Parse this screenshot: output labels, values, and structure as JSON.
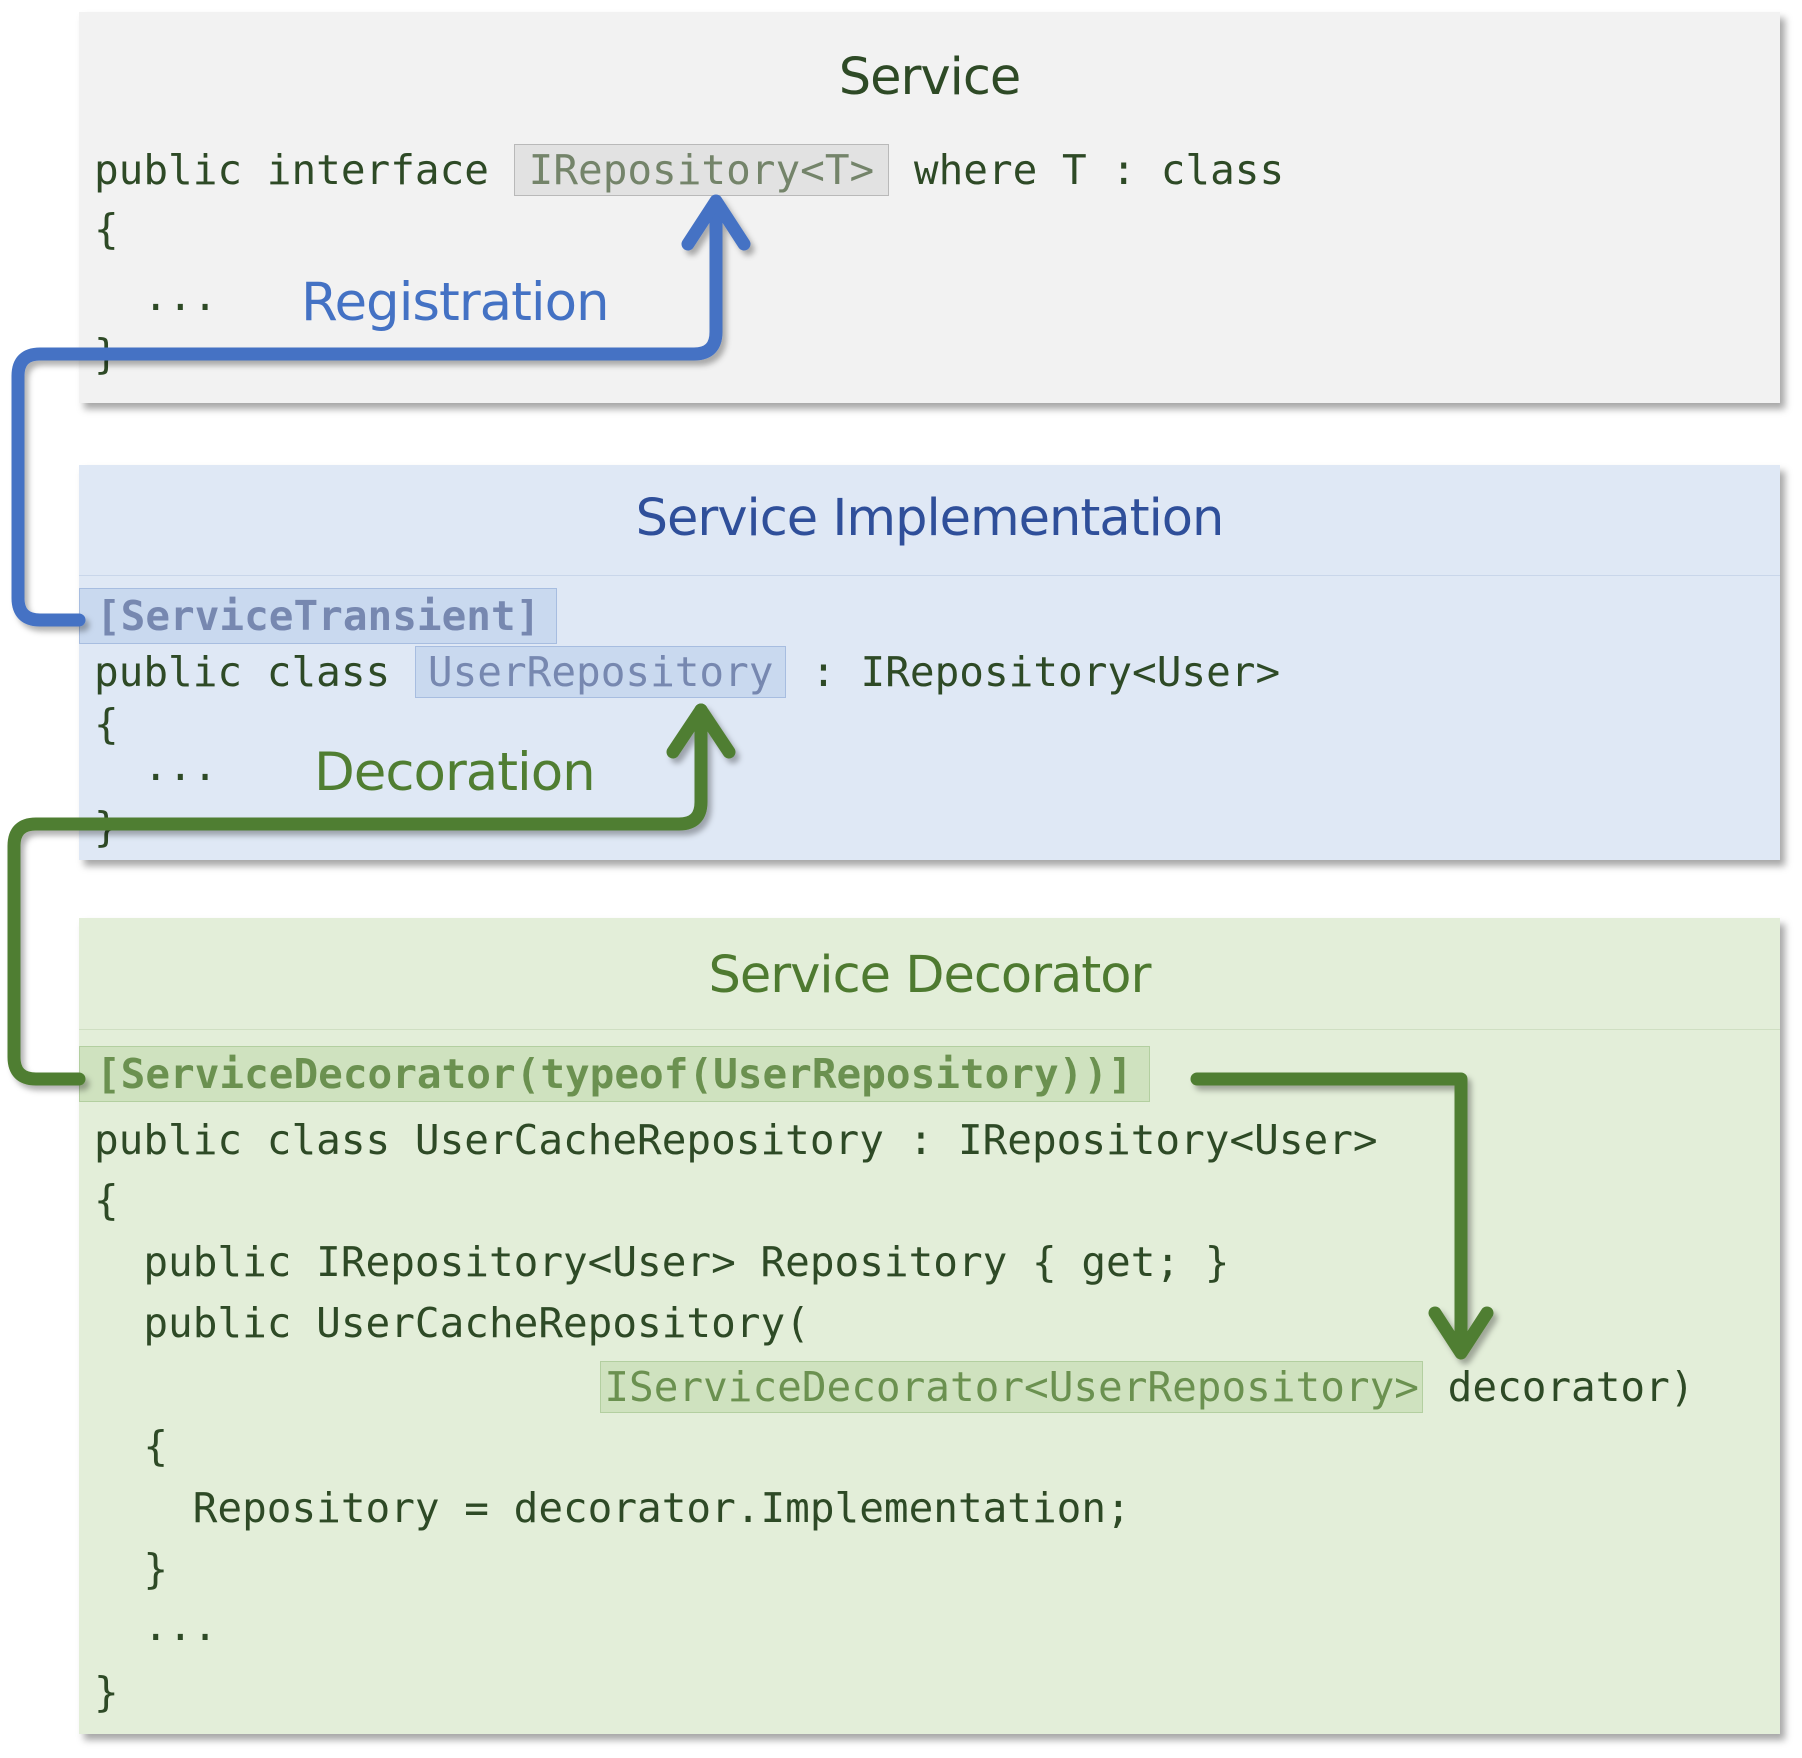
{
  "colors": {
    "registration_arrow": "#4472c4",
    "decoration_arrow": "#507e32",
    "service_bg": "#f2f2f2",
    "implementation_bg": "#dfe8f5",
    "decorator_bg": "#e3eed9"
  },
  "service": {
    "title": "Service",
    "line1_pre": "public interface ",
    "line1_hl": "IRepository<T>",
    "line1_post": " where T : class",
    "line2": "{",
    "line3": "  ...",
    "line4": "}"
  },
  "implementation": {
    "title": "Service Implementation",
    "attribute": "[ServiceTransient]",
    "line1_pre": "public class ",
    "line1_hl": "UserRepository",
    "line1_post": " : IRepository<User>",
    "line2": "{",
    "line3": "  ...",
    "line4": "}"
  },
  "decorator": {
    "title": "Service Decorator",
    "attribute": "[ServiceDecorator(typeof(UserRepository))]",
    "line1": "public class UserCacheRepository : IRepository<User>",
    "line2": "{",
    "line3": "  public IRepository<User> Repository { get; }",
    "line4": "  public UserCacheRepository(",
    "line5_indent": "                     ",
    "line5_hl": "IServiceDecorator<UserRepository>",
    "line5_post": " decorator)",
    "line6": "  {",
    "line7": "    Repository = decorator.Implementation;",
    "line8": "  }",
    "line9": "  ...",
    "line10": "}"
  },
  "labels": {
    "registration": "Registration",
    "decoration": "Decoration"
  }
}
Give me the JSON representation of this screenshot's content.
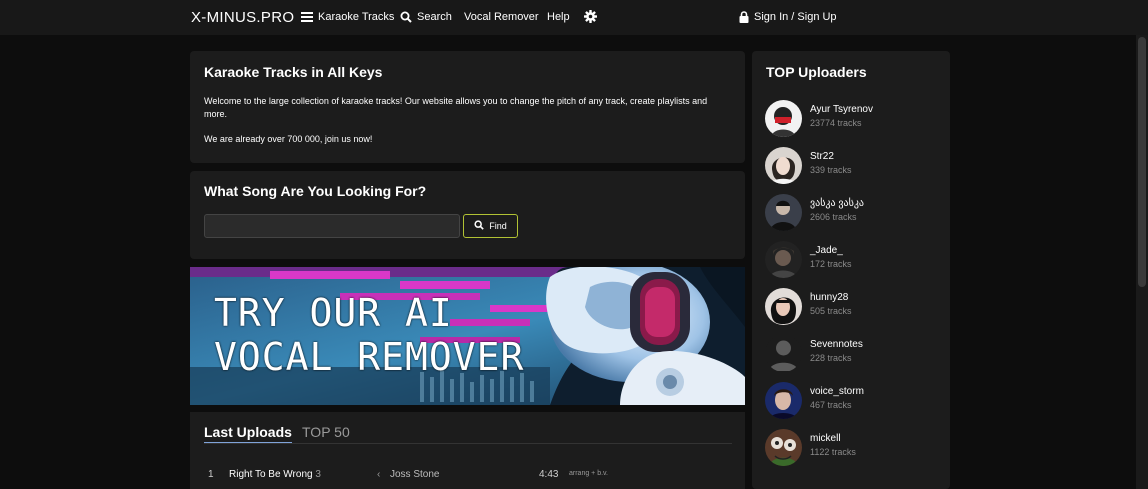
{
  "nav": {
    "logo": "X-MINUS.PRO",
    "karaoke_tracks": "Karaoke Tracks",
    "search": "Search",
    "vocal_remover": "Vocal Remover",
    "help": "Help",
    "sign_in": "Sign In / Sign Up"
  },
  "intro": {
    "title": "Karaoke Tracks in All Keys",
    "paragraph1": "Welcome to the large collection of karaoke tracks! Our website allows you to change the pitch of any track, create playlists and more.",
    "paragraph2": "We are already over 700 000, join us now!"
  },
  "search_box": {
    "title": "What Song Are You Looking For?",
    "input_value": "",
    "placeholder": "",
    "find_label": "Find"
  },
  "banner": {
    "line1": "TRY OUR AI",
    "line2": "VOCAL REMOVER"
  },
  "tabs": {
    "last_uploads": "Last Uploads",
    "top50": "TOP 50"
  },
  "uploads": [
    {
      "num": "1",
      "title": "Right To Be Wrong",
      "version": "3",
      "artist": "Joss Stone",
      "duration": "4:43",
      "tags": "arrang + b.v."
    }
  ],
  "sidebar": {
    "title": "TOP Uploaders",
    "uploaders": [
      {
        "name": "Ayur Tsyrenov",
        "tracks": "23774 tracks"
      },
      {
        "name": "Str22",
        "tracks": "339 tracks"
      },
      {
        "name": "ვასკა ვასკა",
        "tracks": "2606 tracks"
      },
      {
        "name": "_Jade_",
        "tracks": "172 tracks"
      },
      {
        "name": "hunny28",
        "tracks": "505 tracks"
      },
      {
        "name": "Sevennotes",
        "tracks": "228 tracks"
      },
      {
        "name": "voice_storm",
        "tracks": "467 tracks"
      },
      {
        "name": "mickell",
        "tracks": "1122 tracks"
      }
    ]
  },
  "colors": {
    "accent_border": "#b2c234",
    "tab_underline": "#7fa3d9",
    "panel_bg": "#1c1c1c",
    "topbar_bg": "#181818"
  }
}
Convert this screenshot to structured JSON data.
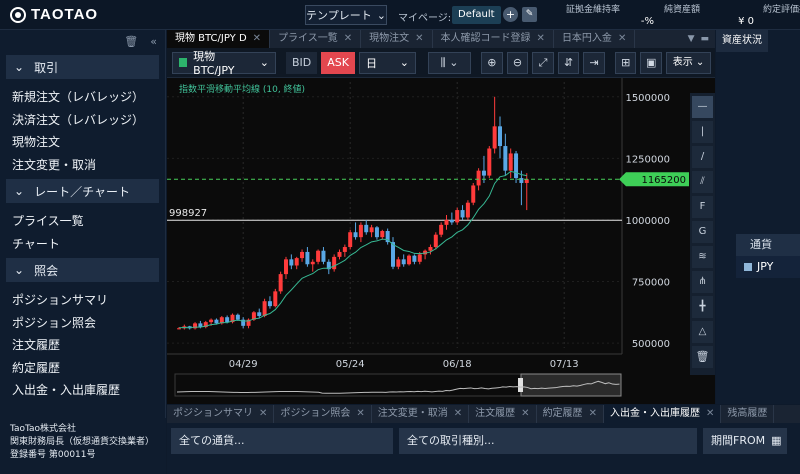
{
  "header": {
    "logo_text": "TAOTAO",
    "template_label": "テンプレート",
    "mypage_label": "マイページ:",
    "mypage_value": "Default",
    "stats": [
      {
        "label": "証拠金維持率",
        "value": "-%"
      },
      {
        "label": "純資産額",
        "value": "¥ 0"
      },
      {
        "label": "約定評価損益",
        "value": "¥ 0"
      }
    ]
  },
  "sidebar": {
    "sections": [
      {
        "title": "取引",
        "items": [
          "新規注文（レバレッジ）",
          "決済注文（レバレッジ）",
          "現物注文",
          "注文変更・取消"
        ]
      },
      {
        "title": "レート／チャート",
        "items": [
          "プライス一覧",
          "チャート"
        ]
      },
      {
        "title": "照会",
        "items": [
          "ポジションサマリ",
          "ポジション照会",
          "注文履歴",
          "約定履歴",
          "入出金・入出庫履歴"
        ]
      }
    ],
    "footer": [
      "TaoTao株式会社",
      "関東財務局長（仮想通貨交換業者）",
      "登録番号 第00011号"
    ]
  },
  "chart_tabs": [
    "現物 BTC/JPY D",
    "プライス一覧",
    "現物注文",
    "本人確認コード登録",
    "日本円入金"
  ],
  "toolbar": {
    "symbol": "現物 BTC/JPY",
    "bid": "BID",
    "ask": "ASK",
    "interval": "日",
    "display": "表示"
  },
  "chart_data": {
    "type": "candlestick",
    "indicator_label": "指数平滑移動平均線 (10, 終値)",
    "y_ticks": [
      500000,
      750000,
      1000000,
      1250000,
      1500000
    ],
    "y_tick_labels": [
      "500000",
      "750000",
      "1000000",
      "1250000",
      "1500000"
    ],
    "ylim": [
      480000,
      1560000
    ],
    "x_tick_labels": [
      "04/29",
      "05/24",
      "06/18",
      "07/13"
    ],
    "current_price": 1165200,
    "current_price_label": "1165200",
    "horizontal_line": 998927,
    "horizontal_line_label": "998927",
    "candles": [
      [
        560000,
        565000,
        555000,
        560000
      ],
      [
        560000,
        575000,
        555000,
        568000
      ],
      [
        568000,
        570000,
        555000,
        560000
      ],
      [
        560000,
        585000,
        555000,
        580000
      ],
      [
        580000,
        590000,
        560000,
        565000
      ],
      [
        565000,
        590000,
        560000,
        585000
      ],
      [
        585000,
        600000,
        570000,
        595000
      ],
      [
        595000,
        600000,
        575000,
        580000
      ],
      [
        580000,
        610000,
        575000,
        605000
      ],
      [
        605000,
        612000,
        580000,
        585000
      ],
      [
        585000,
        620000,
        580000,
        615000
      ],
      [
        615000,
        620000,
        590000,
        595000
      ],
      [
        595000,
        605000,
        560000,
        570000
      ],
      [
        570000,
        600000,
        560000,
        595000
      ],
      [
        595000,
        630000,
        590000,
        625000
      ],
      [
        625000,
        640000,
        600000,
        610000
      ],
      [
        610000,
        680000,
        605000,
        670000
      ],
      [
        670000,
        690000,
        640000,
        650000
      ],
      [
        650000,
        720000,
        645000,
        710000
      ],
      [
        710000,
        790000,
        700000,
        780000
      ],
      [
        780000,
        850000,
        760000,
        840000
      ],
      [
        840000,
        860000,
        800000,
        815000
      ],
      [
        815000,
        850000,
        800000,
        845000
      ],
      [
        845000,
        880000,
        830000,
        870000
      ],
      [
        870000,
        890000,
        810000,
        820000
      ],
      [
        820000,
        840000,
        790000,
        830000
      ],
      [
        830000,
        880000,
        820000,
        875000
      ],
      [
        875000,
        890000,
        820000,
        830000
      ],
      [
        830000,
        840000,
        780000,
        800000
      ],
      [
        800000,
        860000,
        790000,
        850000
      ],
      [
        850000,
        880000,
        840000,
        870000
      ],
      [
        870000,
        900000,
        850000,
        890000
      ],
      [
        890000,
        960000,
        880000,
        950000
      ],
      [
        950000,
        990000,
        920000,
        930000
      ],
      [
        930000,
        990000,
        910000,
        980000
      ],
      [
        980000,
        1000000,
        940000,
        950000
      ],
      [
        950000,
        980000,
        930000,
        970000
      ],
      [
        970000,
        975000,
        920000,
        930000
      ],
      [
        930000,
        960000,
        920000,
        955000
      ],
      [
        955000,
        965000,
        900000,
        910000
      ],
      [
        910000,
        930000,
        800000,
        810000
      ],
      [
        810000,
        850000,
        800000,
        840000
      ],
      [
        840000,
        860000,
        810000,
        820000
      ],
      [
        820000,
        860000,
        815000,
        855000
      ],
      [
        855000,
        860000,
        820000,
        830000
      ],
      [
        830000,
        870000,
        820000,
        860000
      ],
      [
        860000,
        880000,
        840000,
        875000
      ],
      [
        875000,
        900000,
        860000,
        890000
      ],
      [
        890000,
        950000,
        880000,
        940000
      ],
      [
        940000,
        990000,
        930000,
        980000
      ],
      [
        980000,
        1020000,
        960000,
        1000000
      ],
      [
        1000000,
        1030000,
        980000,
        990000
      ],
      [
        990000,
        1050000,
        980000,
        1040000
      ],
      [
        1040000,
        1060000,
        1000000,
        1010000
      ],
      [
        1010000,
        1080000,
        1000000,
        1070000
      ],
      [
        1070000,
        1150000,
        1060000,
        1140000
      ],
      [
        1140000,
        1210000,
        1120000,
        1200000
      ],
      [
        1200000,
        1260000,
        1150000,
        1180000
      ],
      [
        1180000,
        1300000,
        1170000,
        1290000
      ],
      [
        1290000,
        1500000,
        1270000,
        1380000
      ],
      [
        1380000,
        1420000,
        1250000,
        1300000
      ],
      [
        1300000,
        1350000,
        1180000,
        1200000
      ],
      [
        1200000,
        1290000,
        1170000,
        1270000
      ],
      [
        1270000,
        1280000,
        1150000,
        1170000
      ],
      [
        1170000,
        1200000,
        1060000,
        1150000
      ],
      [
        1150000,
        1190000,
        1040000,
        1165200
      ]
    ],
    "ema": [
      562000,
      563000,
      562000,
      565000,
      565000,
      569000,
      575000,
      577000,
      583000,
      583000,
      590000,
      593000,
      589000,
      590000,
      598000,
      601000,
      613000,
      620000,
      636000,
      662000,
      694000,
      716000,
      740000,
      763000,
      773000,
      782000,
      798000,
      804000,
      804000,
      813000,
      824000,
      836000,
      856000,
      869000,
      888000,
      899000,
      911000,
      915000,
      922000,
      920000,
      900000,
      889000,
      876000,
      872000,
      864000,
      863000,
      865000,
      870000,
      883000,
      901000,
      919000,
      931000,
      950000,
      960000,
      980000,
      1009000,
      1043000,
      1066000,
      1097000,
      1148000,
      1175000,
      1180000,
      1197000,
      1192000,
      1184000,
      1180000
    ]
  },
  "right_panel": {
    "tab": "資産状況",
    "header": "通貨",
    "row": "JPY"
  },
  "bottom": {
    "tabs": [
      "ポジションサマリ",
      "ポジション照会",
      "注文変更・取消",
      "注文履歴",
      "約定履歴",
      "入出金・入出庫履歴",
      "残高履歴"
    ],
    "active_tab": 5,
    "filters": [
      "全ての通貨...",
      "全ての取引種別...",
      "期間FROM"
    ]
  }
}
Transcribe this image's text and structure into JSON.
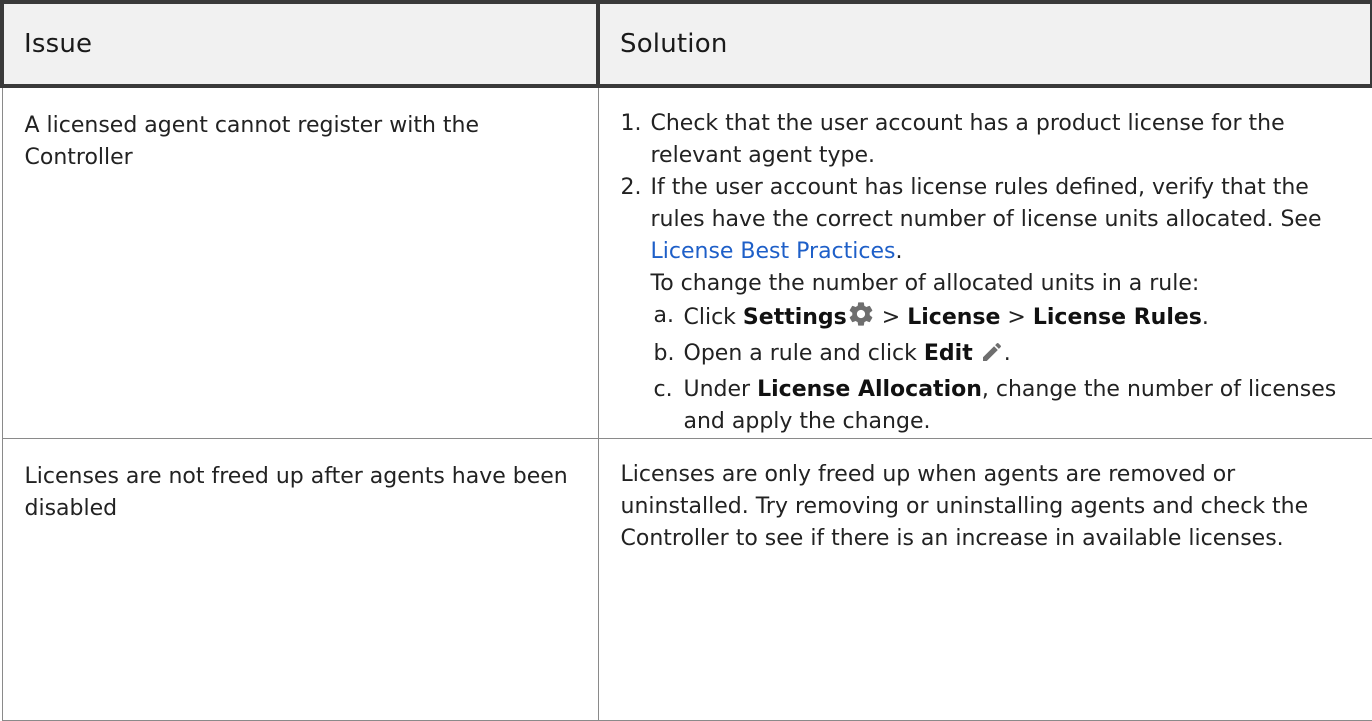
{
  "table": {
    "headers": {
      "issue": "Issue",
      "solution": "Solution"
    },
    "rows": [
      {
        "issue": "A licensed agent cannot register with the Controller",
        "steps": [
          {
            "num": "1.",
            "text": "Check that the user account has a product license for the relevant agent type."
          },
          {
            "num": "2.",
            "text_before_link": "If the user account has license rules defined, verify that the rules have the correct number of license units allocated. See ",
            "link": "License Best Practices",
            "text_after_link": ".",
            "note": "To change the number of allocated units in a rule:",
            "substeps": [
              {
                "letter": "a.",
                "click": "Click",
                "settings": "Settings",
                "sep1": ">",
                "license": "License",
                "sep2": ">",
                "license_rules": "License Rules",
                "end": "."
              },
              {
                "letter": "b.",
                "open_text": "Open a rule and click",
                "edit": "Edit",
                "end": "."
              },
              {
                "letter": "c.",
                "under": "Under",
                "allocation": "License Allocation",
                "rest": ", change the number of licenses and apply the change."
              }
            ]
          }
        ]
      },
      {
        "issue": "Licenses are not freed up after agents have been disabled",
        "solution": "Licenses are only freed up when agents are removed or uninstalled. Try removing or uninstalling agents and check the Controller to see if there is an increase in available licenses."
      }
    ]
  },
  "icons": {
    "settings": "gear-icon",
    "edit": "pencil-icon"
  },
  "colors": {
    "link": "#1e5fc8",
    "header_bg": "#f1f1f1",
    "icon": "#6e6e6e"
  }
}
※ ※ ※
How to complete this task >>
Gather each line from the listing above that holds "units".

Exercise answer >>
            "text_before_link": "If the user account has license rules defined, verify that the rules have the correct number of license units allocated. See ",
            "note": "To change the number of allocated units in a rule:",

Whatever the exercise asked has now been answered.